Music without filters is an apt description of Sebastian O and the music on his new album, In Your Room.
The Italian singer-songwriter explains his music, saying, “The core of my method derives from the consciousness of the transitory essence of the self, which is nothing but a collection of living moments which shapes different subjectivities in time.” “My desire to express the true present-self brought me to completely remove any post-editing of lyrics and music from my composing process. Such edits would come not as a stream of consciousness but as a second thought over the composition, which would distort the original expression of the self.”

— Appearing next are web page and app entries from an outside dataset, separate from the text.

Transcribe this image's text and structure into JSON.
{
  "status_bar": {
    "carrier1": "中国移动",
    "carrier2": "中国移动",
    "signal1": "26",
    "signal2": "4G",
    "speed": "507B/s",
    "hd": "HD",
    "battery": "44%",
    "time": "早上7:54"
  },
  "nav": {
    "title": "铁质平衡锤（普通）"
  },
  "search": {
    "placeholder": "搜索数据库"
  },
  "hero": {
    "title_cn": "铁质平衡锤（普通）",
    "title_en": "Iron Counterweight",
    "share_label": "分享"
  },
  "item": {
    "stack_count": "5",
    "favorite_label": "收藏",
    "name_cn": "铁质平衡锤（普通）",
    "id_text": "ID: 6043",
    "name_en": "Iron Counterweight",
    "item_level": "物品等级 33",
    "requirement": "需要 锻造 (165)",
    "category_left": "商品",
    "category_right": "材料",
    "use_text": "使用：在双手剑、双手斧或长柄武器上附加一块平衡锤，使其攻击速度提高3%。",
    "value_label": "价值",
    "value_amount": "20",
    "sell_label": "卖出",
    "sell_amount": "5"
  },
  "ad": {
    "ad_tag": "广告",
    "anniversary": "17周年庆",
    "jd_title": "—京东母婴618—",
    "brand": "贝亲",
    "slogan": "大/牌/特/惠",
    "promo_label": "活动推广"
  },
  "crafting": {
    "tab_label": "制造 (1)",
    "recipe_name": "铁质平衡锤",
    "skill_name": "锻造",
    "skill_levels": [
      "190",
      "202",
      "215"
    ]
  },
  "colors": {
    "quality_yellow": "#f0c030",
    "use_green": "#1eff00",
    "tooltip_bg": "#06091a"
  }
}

In other words, Sebastian O composes music with a method James Joyce, Virginia Woolf, and Marcel Proust applied in literature – stream of consciousness, a continuous uninterrupted flow. And he does no editing after the fact. Indeed, he doesn’t memorize the lyrics. He simply reads and sings them as the song is recorded, devoid of any prior interpretation, rehearsal, or vocal control.
The results of this unique and innovative technique are raw, to say the least, and less than enchanting. The tunes drag, plagued by quavering sounds, a paucity of melodic flow, and Mr. O’s wobbly voice.
In Your Room comprises 11 tracks, each worse than the previous one. The melodies come across as atrociously amateurish, lethargic, and monotonous, barren of rhythm, as if written by a child and performed by novice musicians after three lessons.
The best song on the album, and “best” is a little extreme here, is probably his cover of The Ramones’ “I Wanna Be Sedated,” which defines how I felt listening to it. It opens with a dark guitar and Mr. O’s murmuring voice, singing softly. It increases in volume and intensity but otherwise doesn’t change much.
Sebastian O should be applauded for having the nerve to even attempt such a musical undertaking. That being said, In Your Room broadcasts in dogmatic terms the necessity for filters, editing, and rehearsals.